For a cisgender person (a person whose gender is in alignment with the sex they were assigned at birth), there is little to no risk in sharing your pronouns. When you’ve never questioned what pronouns people use for you, or even thought about the idea of pronouns, sharing your pronouns online is easy and costs you nothing. For a person who is transgender or nonbinary, sharing pronouns can be a bit riskier. For a trans or nonbinary person, sharing their pronouns can spark a lengthier conversation or offensive commentary.
That’s why we ask cisgender people to lead the change by sharing pronouns. It normalizes the process, has little risk, and actually makes for a safer environment for everyone.(Adapted from this blog.)
As recently as the last few years, a request to share your pronoun would be rare, if occurring at all, in most workplaces. As more workplaces invest in 2SLGBTQI+ inclusion and gender-inclusive workplaces, pronouns have become a significant focal point. From pronouns listed on email signatures and business cards to pronoun buttons worn by employees and at events.
Here is an image from an event I attended last week. Pronoun stickers were available to add to nametags. This is a great example of an inclusive practice.
Pronoun use is so embedded throughout everyday interactions, it is easy to take for granted how much we rely on signals and assumptions for statements. “She will take the lead on the project.” “Make sure you call him to let him know the update.” “Will they be part of the meeting today?”
In addition, many people fall back on gendered language to express respect, formality, and/or convey a customer friendly tone:
- Ladies and gentlemen, welcome aboard and thank you for flying with us this morning.
- Sir, did you want to see this phone or the newer model?
- Ma’am, I can help you at this counter.
Much like our individual names, pronouns are tied to our deepest sense of identity. They articulate who we are and how the outside world should recognize and address us.
Consider the feeling you encounter when someone calls you by the wrong name despite having introduced oneself.
In this situation, most of us are often racked with a sense of invalidation: Didn’t I tell them my name already? Why did they forget? Did they not care enough to know me? Unfortunately, many of those who know the importance of correct pronoun usage are often those who have most experienced the pain and discomfort associated with being misgendered.
Utilizing inclusive pronoun practices in the workplace is vital in building organizational cultures of respect and belonging not just for the 2SLGBTQIA+ community, but for anyone who in some way challenges the traditional model of gender identity and expression.
Meetings present key opportunities to socialize pronouns in everyday operations. They can serve as routine mechanisms to build cultures of respect by informing employees—new and existing—of which pronouns to use when referring to colleagues.

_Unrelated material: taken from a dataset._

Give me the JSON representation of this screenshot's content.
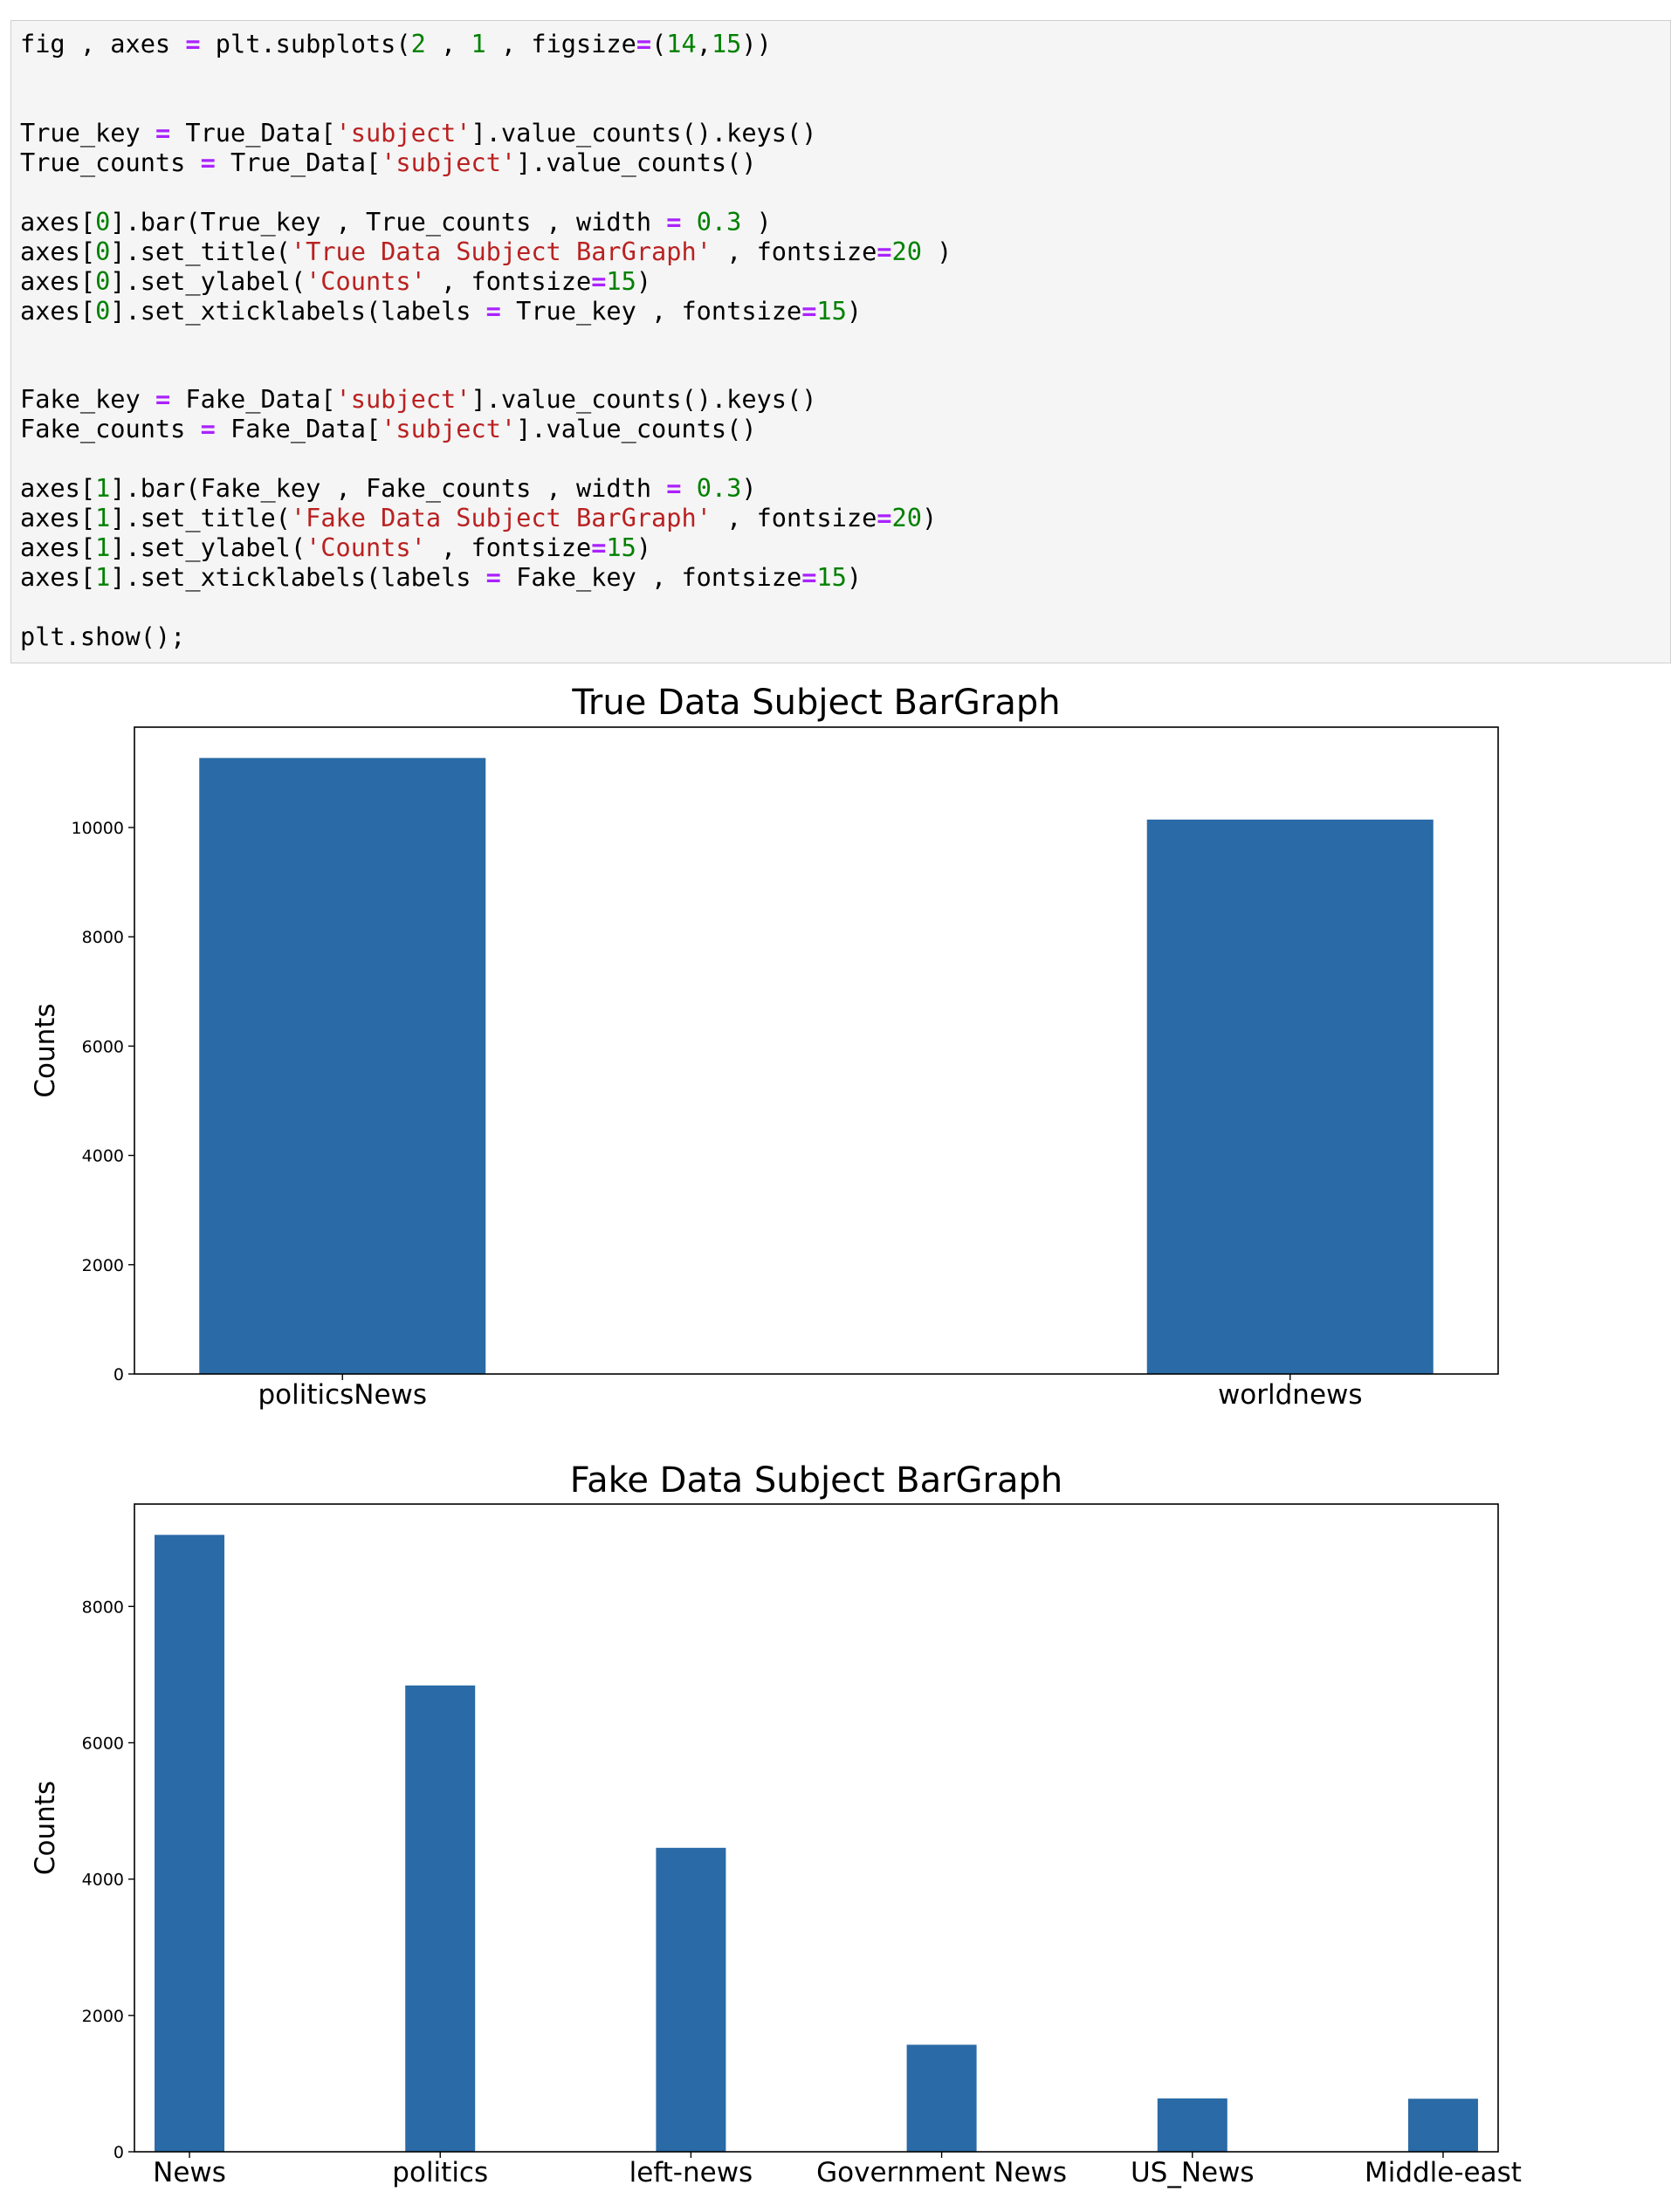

Utilize gender-neutral greetings when addressing groups of people. Choose from a variety of greetings to replace gendered introductions like ladies and gentlemen which can alienate staff who identify differently. Options can include:

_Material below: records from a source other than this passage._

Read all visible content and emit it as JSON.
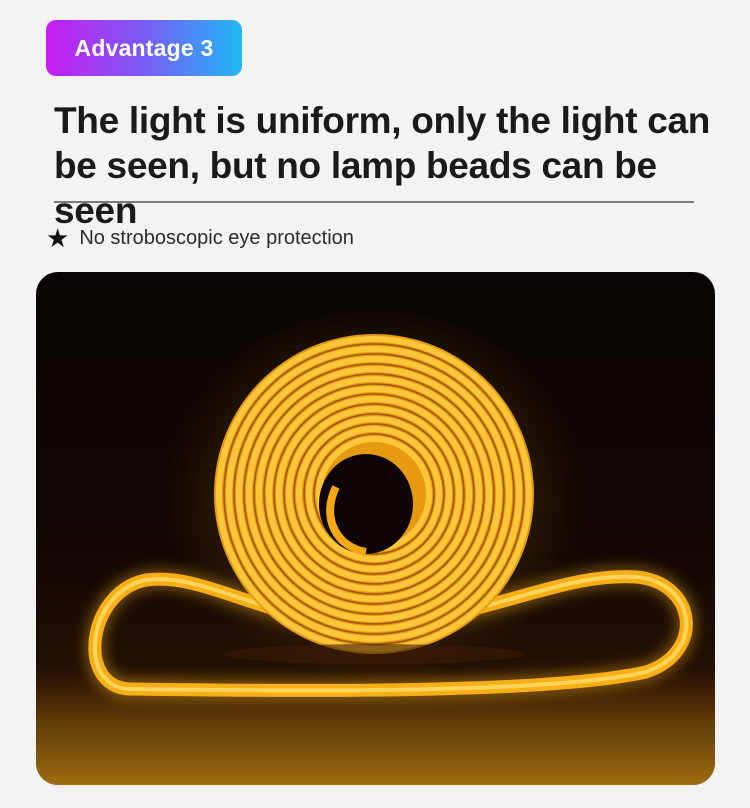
{
  "badge": {
    "label": "Advantage 3"
  },
  "headline": {
    "line1": "The light is uniform, only the light can",
    "line2": "be seen, but no lamp beads can be seen"
  },
  "feature": {
    "icon": "star-icon",
    "text": "No stroboscopic eye protection"
  },
  "photo": {
    "subject": "coiled amber LED neon light strip glowing on a dark surface"
  },
  "colors": {
    "badge_gradient_start": "#c81cf0",
    "badge_gradient_end": "#1fb8f5",
    "headline": "#1a1a1a",
    "glow": "#f6b81a",
    "background": "#f3f3f3"
  }
}
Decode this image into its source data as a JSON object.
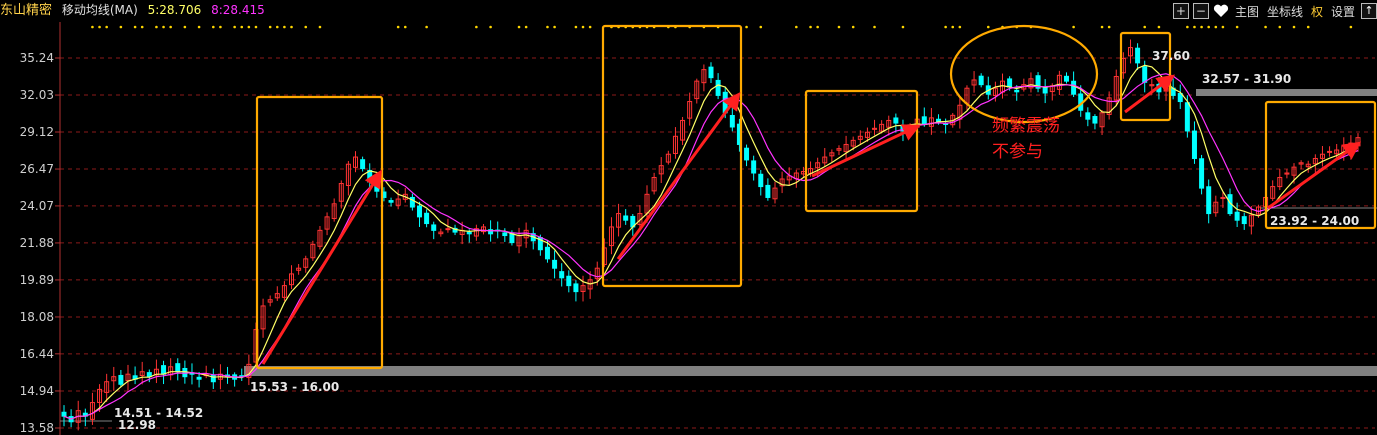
{
  "header": {
    "stock_name": "东山精密",
    "indicator": "移动均线(MA)",
    "ma1": "5:28.706",
    "ma2": "8:28.415"
  },
  "toolbar": {
    "plus": "+",
    "minus": "−",
    "main_chart": "主图",
    "coord_line": "坐标线",
    "rights": "权",
    "settings": "设置",
    "up_arrow": "↑"
  },
  "colors": {
    "up": "#ff3333",
    "down": "#00ffff",
    "ma5": "#ffff66",
    "ma8": "#ff33ff",
    "box": "#ffaa00",
    "zone": "#808080",
    "arrow": "#ff2020",
    "annotation": "#ff2020",
    "grid": "#8b1a1a",
    "axis_text": "#d0d0d0"
  },
  "chart_data": {
    "type": "candlestick",
    "y_ticks": [
      "35.24",
      "32.03",
      "29.12",
      "26.47",
      "24.07",
      "21.88",
      "19.89",
      "18.08",
      "16.44",
      "14.94",
      "13.58"
    ],
    "ylim": [
      13.58,
      37.0
    ],
    "scale": "log",
    "ma_legend": [
      {
        "name": "5",
        "value": 28.706
      },
      {
        "name": "8",
        "value": 28.415
      }
    ],
    "price_labels": [
      {
        "text": "15.53 - 16.00"
      },
      {
        "text": "14.51 - 14.52"
      },
      {
        "text": "12.98"
      },
      {
        "text": "32.57 - 31.90"
      },
      {
        "text": "37.60"
      },
      {
        "text": "23.92 - 24.00"
      }
    ],
    "annotations": [
      {
        "text": "频繁震荡"
      },
      {
        "text": "不参与"
      }
    ],
    "series": [
      {
        "name": "close",
        "values": [
          14.0,
          13.8,
          14.2,
          14.0,
          14.5,
          15.0,
          15.3,
          15.5,
          15.2,
          15.6,
          15.4,
          15.7,
          15.5,
          15.8,
          15.6,
          15.9,
          15.7,
          15.5,
          15.6,
          15.4,
          15.6,
          15.3,
          15.6,
          15.5,
          15.4,
          15.5,
          16.0,
          17.5,
          18.6,
          18.9,
          19.2,
          19.6,
          20.2,
          20.5,
          21.0,
          21.8,
          22.6,
          23.4,
          24.2,
          25.5,
          26.8,
          27.3,
          26.5,
          25.6,
          25.0,
          24.6,
          24.3,
          24.5,
          24.8,
          24.0,
          23.4,
          23.0,
          22.6,
          22.5,
          22.7,
          22.5,
          22.6,
          22.4,
          22.7,
          22.8,
          22.4,
          22.6,
          22.3,
          21.9,
          22.3,
          22.6,
          22.0,
          21.5,
          21.0,
          20.5,
          20.0,
          19.6,
          19.3,
          19.6,
          19.9,
          20.5,
          21.6,
          22.8,
          23.6,
          23.2,
          22.8,
          23.6,
          24.8,
          25.9,
          26.7,
          27.5,
          28.8,
          30.0,
          31.5,
          33.2,
          34.2,
          33.5,
          32.0,
          30.6,
          29.5,
          28.2,
          27.1,
          26.2,
          25.3,
          24.6,
          25.2,
          25.8,
          26.0,
          26.2,
          26.3,
          26.5,
          26.9,
          27.3,
          27.6,
          27.9,
          28.2,
          28.5,
          28.8,
          29.1,
          29.4,
          29.7,
          30.0,
          29.8,
          29.2,
          29.6,
          30.1,
          29.7,
          30.2,
          29.9,
          29.7,
          30.4,
          31.2,
          32.6,
          33.3,
          32.9,
          32.1,
          32.6,
          33.2,
          32.7,
          32.3,
          32.9,
          33.4,
          32.6,
          32.2,
          32.8,
          33.7,
          33.2,
          32.1,
          30.8,
          30.1,
          29.8,
          30.6,
          31.8,
          33.6,
          35.2,
          36.2,
          34.8,
          33.1,
          32.9,
          32.3,
          32.6,
          32.0,
          31.5,
          29.2,
          27.2,
          25.2,
          23.6,
          24.3,
          24.6,
          23.6,
          23.2,
          23.0,
          23.5,
          24.0,
          24.6,
          25.3,
          25.9,
          26.2,
          26.6,
          26.9,
          26.8,
          27.2,
          27.5,
          27.7,
          27.8,
          28.1,
          28.3,
          28.7
        ]
      }
    ]
  }
}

- All of you
- Valued guests
Ensure there are opportunities early on for applicants and interviewees to disclose pronouns.

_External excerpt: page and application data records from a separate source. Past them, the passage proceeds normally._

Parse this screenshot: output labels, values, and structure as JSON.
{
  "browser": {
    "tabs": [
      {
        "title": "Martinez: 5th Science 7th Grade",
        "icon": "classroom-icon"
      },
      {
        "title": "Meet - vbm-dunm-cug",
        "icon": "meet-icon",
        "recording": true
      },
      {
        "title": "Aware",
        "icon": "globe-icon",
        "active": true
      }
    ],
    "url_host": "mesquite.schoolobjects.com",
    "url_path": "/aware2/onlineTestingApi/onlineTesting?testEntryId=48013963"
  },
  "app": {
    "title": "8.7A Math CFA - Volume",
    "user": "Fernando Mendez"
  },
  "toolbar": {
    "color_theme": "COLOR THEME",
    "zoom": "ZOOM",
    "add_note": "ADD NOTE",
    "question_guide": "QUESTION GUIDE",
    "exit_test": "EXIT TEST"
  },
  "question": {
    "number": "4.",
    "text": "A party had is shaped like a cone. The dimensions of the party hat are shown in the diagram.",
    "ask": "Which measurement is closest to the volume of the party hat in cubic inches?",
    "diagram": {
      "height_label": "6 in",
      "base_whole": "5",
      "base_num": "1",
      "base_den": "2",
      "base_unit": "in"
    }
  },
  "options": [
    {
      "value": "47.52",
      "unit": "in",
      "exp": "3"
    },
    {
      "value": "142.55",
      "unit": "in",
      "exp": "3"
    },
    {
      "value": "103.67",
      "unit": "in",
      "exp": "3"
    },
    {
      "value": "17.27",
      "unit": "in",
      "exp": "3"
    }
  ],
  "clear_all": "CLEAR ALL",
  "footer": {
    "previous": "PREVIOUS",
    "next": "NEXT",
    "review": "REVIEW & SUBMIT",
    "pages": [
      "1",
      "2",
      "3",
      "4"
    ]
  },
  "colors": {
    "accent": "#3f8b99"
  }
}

Displaying Pronouns- Email Signatures
It is increasingly common to see the addition of pronouns in email signatures, as more companies are implementing efforts to share pronouns in this way. Email signatures are simple, cost-effective ways for individuals to communicate their personal pronouns to colleagues.
Did you Know?
In 2019, Merriam-Webster added the singular use of the pronoun they to its dictionary to acknowledge the increased adoption of the word by the non-binary community. In 2019, the dictionary named they as its word of the year after internet searches for the term rose by 313% from the previous year (Locker, 2019).
While the non-binary community’s embrace of they is a relatively newer concept, the use of they in singular form is not. In fact, they has been used in singular form for over 600 years because the English language “famously lacks a gender-neutral singular pronoun to correspond neatly with singular pronouns like everyone or someone (Locker, 2019).”
Strategies for inclusion around using pronouns:
- Meetings present key opportunities to socialize pronouns in everyday operations.
- Utilize gender-neutral greetings when addressing groups of people.
Ensure there are opportunities early on for job applicants and interviewees to disclose pronouns.
Email signatures are simple, cost-effective ways for individuals to communicate their personal pronouns to colleagues.